Number one mistake every time is overwatering. It’s totally understandable—give someone something to look after, and they just want to pour it with love. They're like babies and cats, right? Also, plants are sneaky because when they are overwatered, they wilt, so they look like they are thirsty when actually they're dying. Some people will say, when that happens, to lift up the pot to tell if it's heavy with water or not. If you're a complete beginner that's a bit misleading, so just stick your finger in the pot in the soil; if it comes away wet, and there's little grains of soil, and it feels moist to touch, you probably don't need to water it. And if you touch it and it's completely dry, then give it a good solid watering, leave it for a couple of days, and then water it again. Just keep going.
I also think people just put plants in the wrong places. I've been really guilty of this because you're like, "Oh, that plant would look really nice in that dark depressing corner, it'll cheer things up." But that plant doesn't like that dark depressing corner any more than you do, mate. It is upsetting to kill plants, and there is definitely a school of thought that says we should teach people how to do it before they get plants, so then they don't kill them and get discouraged, but I think I've pretty much killed every type of plant that's in my book, and that's one of the ways I've learned how to keep them alive. I think that’s very important, to learn from your mistakes.
Is there a way to bring overwatered plants back to life?
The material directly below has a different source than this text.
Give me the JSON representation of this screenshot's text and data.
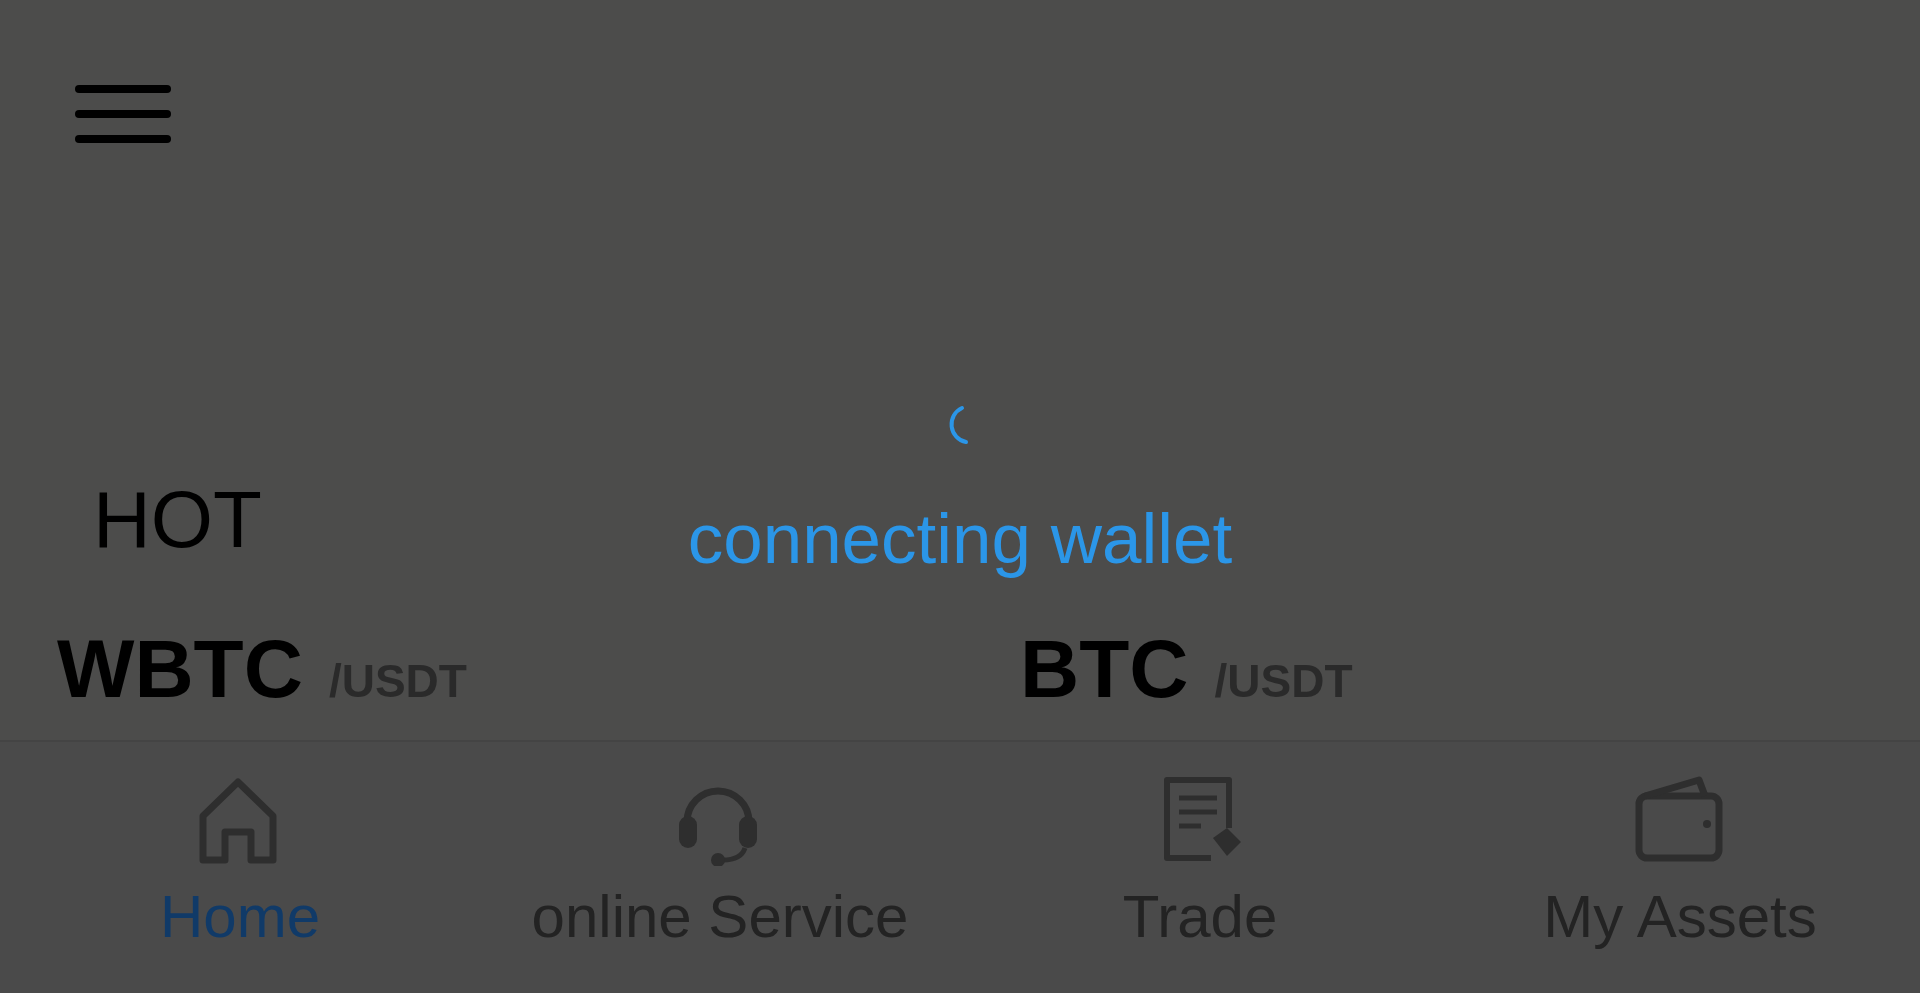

It really depends on the plant and really depends on how you’ve watered it. However, they're probably more tolerant than you think. If it's a succulent and it's gone mushy, what you want to do is get rid of all the moldy leaves. That may be most of the leaves, but that will allow the plant to produce new, healthy ones. The ultimate way to tell if your plant is dead or not is to tip it upside down, take the pot off, and see what the roots are doing. If the roots are kind of black, brown, very small, your plant is probably dead and gone. If there's still some healthy white root growth, then it's salvageable. If in doubt, I say even before you throw it away, put it somewhere warm and sunny and let it dry out. Maybe put kitchen roll or paper towel underneath the pot and just keep on draining off that water.
What’s the deal with fertilizer? Is it necessary for houseplants?
Again, this is one of those things you start reading about as a gardener, and you just give up because it's just exhausting. It's really confusing, and I don't feed any of my houseplants. There will be some people who would be like, "Oh my god, I can't believe she doesn't do that!" But, you know what, they're happy enough, and I would strongly recommend to beginners, don't worry about feeding them because, actually, sometimes you can go overboard on feeding houseplants. If you're not growing fruits and vegetables, they'll be fine without that. If you want to find out about fertilizer, then there are a lot of houseplant specific blogs, which will go into infinite detail for you. But I'd say you'll be totally fine. And if you do want to use some, go to your local garden store and ask what the best fertilizer is to use for what plant and they will probably show you one.
What’s the best piece of advice you've received about taking care of plants?
Give it a go. Don't be scared. There are loads of rules with plants, what you should do, where you should put them, it can be really overwhelming. The whole ethos behind the book, and the ethos behind my gut, is to give it a go, it might work. Like, stranger things have happened. Nature surprises all the time. I just think that it's best to take a plunge then not at all.